The biggest challenge I faced abroad was starting all over. A large portion of my program came from the same school, so many of them already had friends with them. For me, I came to the program knowing no one else, and that was a hard transition. The best decision I made was taking a class at a partner university, as I got to know students outside of my program and made friendships there.

What makes you want to go back to Barcelona?

Beautiful city and rich culture. I would want to go back to improve my language skills and explore more of the city that I didn’t have the chance to. I’d love to go back and visit friends and go to a salsa place.

How have your experiences in Barcelona changed you life at home?

I’ve learned that I have strength in me that I never knew was there. I have learned that there might be a wrong way of doing things, but there are many right ways of doing things as well. My study abroad experience taught me to be less judgmental and more open to other cultures and ways of life. The experience opened my eyes to the entire world as my playground. I am now consumed by wanderlust.

Would you recommend IES Abroad’s program to aspiring study abroad students?

Yes! I would definitely recommend this program to other students. The classes are great, the staff is wonderful, and Barcelona has everything from the beaches to the mountains all while being a metropolis. One thing I absolutely loved were all the musicians and street performers around every corner, things I still dream about. Also, when choosing a place to study, safety is a big aspect to take into consideration. Barcelona is a very safe place (when you take standard precautions of course) and the largest concern is theft/pickpocketing, which can be avoided if cautious.

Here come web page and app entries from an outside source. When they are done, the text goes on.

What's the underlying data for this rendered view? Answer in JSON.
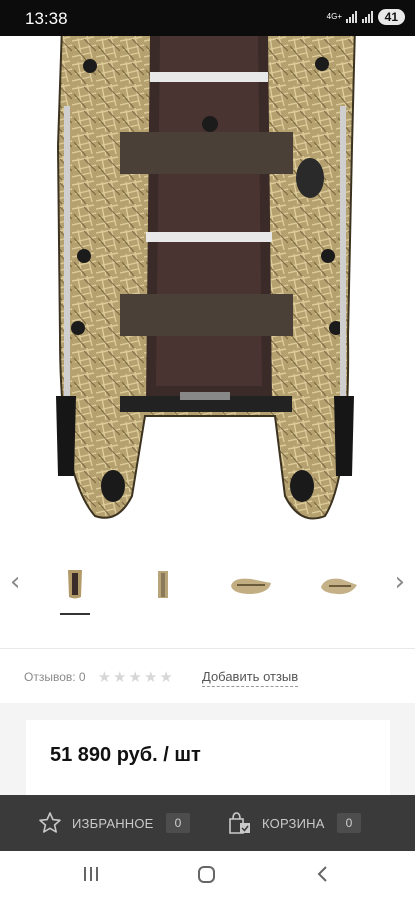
{
  "status_bar": {
    "time": "13:38",
    "network": "4G+",
    "battery": "41"
  },
  "product": {
    "image_icon": "inflatable-boat-photo"
  },
  "gallery": {
    "prev_icon": "chevron-left-icon",
    "next_icon": "chevron-right-icon",
    "thumbnails": [
      "boat-top-view",
      "boat-side-view",
      "boat-angle-view-1",
      "boat-angle-view-2"
    ],
    "active_index": 0
  },
  "reviews": {
    "count_label": "Отзывов: 0",
    "rating": 0,
    "max_rating": 5,
    "add_review_label": "Добавить отзыв"
  },
  "price": {
    "text": "51 890 руб. / шт"
  },
  "action_bar": {
    "favorites_label": "ИЗБРАННОЕ",
    "favorites_count": "0",
    "cart_label": "КОРЗИНА",
    "cart_count": "0"
  },
  "colors": {
    "action_bar_bg": "#3a3a3a",
    "status_bar_bg": "#0c0c0c",
    "accent_text": "#111111"
  }
}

What is one thing you would change about your program?

There were two orientation weeks at the beginning of the program that I would have had cut down to one week at the beginning and a free week at the end of the program. The end of the program became too overwhelming with last-minute shopping, goodbyes, and finals.

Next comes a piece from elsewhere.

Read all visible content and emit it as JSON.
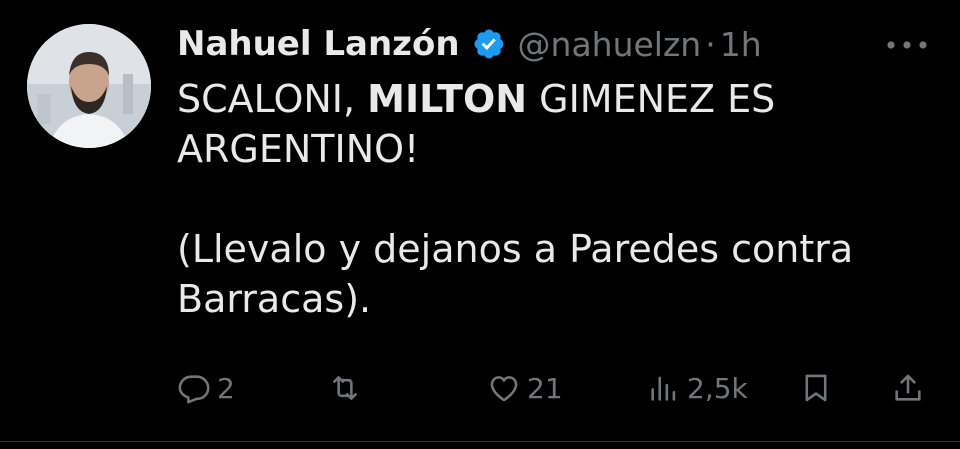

Monastery on the way to Tarragona, Spain

IES took Rabia’s group on to visit Tarragona where they stopped at monastery along the way and she was able to capture a great moment.

What important tips can you give to future participants of the Barcelona program?

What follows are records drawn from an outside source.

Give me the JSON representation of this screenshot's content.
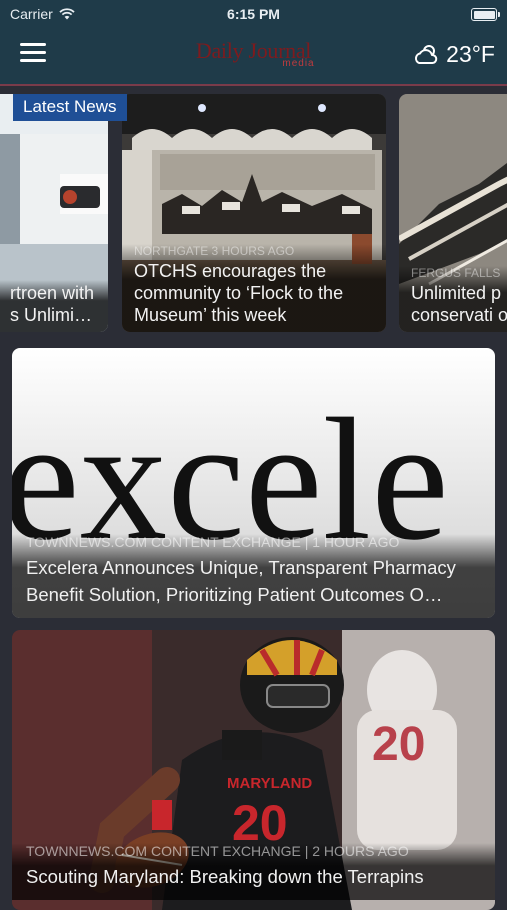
{
  "status_bar": {
    "carrier": "Carrier",
    "time": "6:15 PM"
  },
  "navbar": {
    "logo_main": "Daily Journal",
    "logo_sub": "media",
    "temperature": "23°F",
    "weather_icon": "partly-cloudy-icon"
  },
  "carousel": {
    "badge": "Latest News",
    "cards": [
      {
        "meta": "",
        "title": "rtroen with s Unlimi…"
      },
      {
        "meta": "NORTHGATE 3 HOURS AGO",
        "title": "OTCHS encourages the community to ‘Flock to the Museum’ this week"
      },
      {
        "meta": "FERGUS FALLS",
        "title": "Unlimited p conservati of Maidens"
      }
    ]
  },
  "stories": [
    {
      "meta": "TOWNNEWS.COM CONTENT EXCHANGE | 1 HOUR AGO",
      "title": "Excelera Announces Unique, Transparent Pharmacy Benefit Solution, Prioritizing Patient Outcomes O…",
      "image_text": "excele"
    },
    {
      "meta": "TOWNNEWS.COM CONTENT EXCHANGE | 2 HOURS AGO",
      "title": "Scouting Maryland: Breaking down the Terrapins",
      "image_text_jersey": "MARYLAND",
      "image_text_number": "20"
    }
  ],
  "colors": {
    "nav_bg": "#1f3b49",
    "badge_bg": "#1f4f96",
    "page_bg": "#2b2d36"
  }
}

Things WILL go wrong. Your experience depends on how you deal with adversity. You can choose to be upset or you can choose to let go and keep moving forward.

Also, learn to let go. Deactivate your social media, or make a new account so you can connect with people only on your study abroad journey. You have a chance to start fresh, so try to minimize distractions from back home. Life back home will keep moving forward, so it’s in your best interest to stop worrying about what’s going on back home and actually be where you are.

Lastly, and maybe most importantly, make sure you listen to your heart more than you listen to other people who tell you that you can’t accomplish something. During my study abroad experience, I often decided to travel alone. I wanted time to understand myself and learn about myself without having the luxury of someone planning everything for me. When I would tell people that I was traveling alone, they often shot me down, trying to tell me that women shouldn’t travel alone, or that I didn’t know the language so it would be hard. I’m very glad I didn’t listen to them. These solo trips were a HUGE positive aspect of my experience and I’m glad I didn’t give in to the advice of people who often times didn’t know what they were talking about. But as always, safety first. Always make sure to exercise extra precaution when you’re abroad especially when alone.

When you returned home, did you find yourself experiencing reverse culture shock?

Yes, I experienced lots of reverse culture shock. I often find myself wondering what the obsession is in America with large items. Bigger houses, bigger cars, inefficient use of large spaces. The amount of energy consumption is mind-blowing. When I got home, I went through a phase of de-cluttering. I emptied my closet out of things I didn’t absolutely need. I am now far more aware of energy consumption. Food here in the United States is excessive in quantity and fat-usage. And maybe I’m still going through a judgmental phase, but stepping out of my bubble helped me see the areas that need major improvement.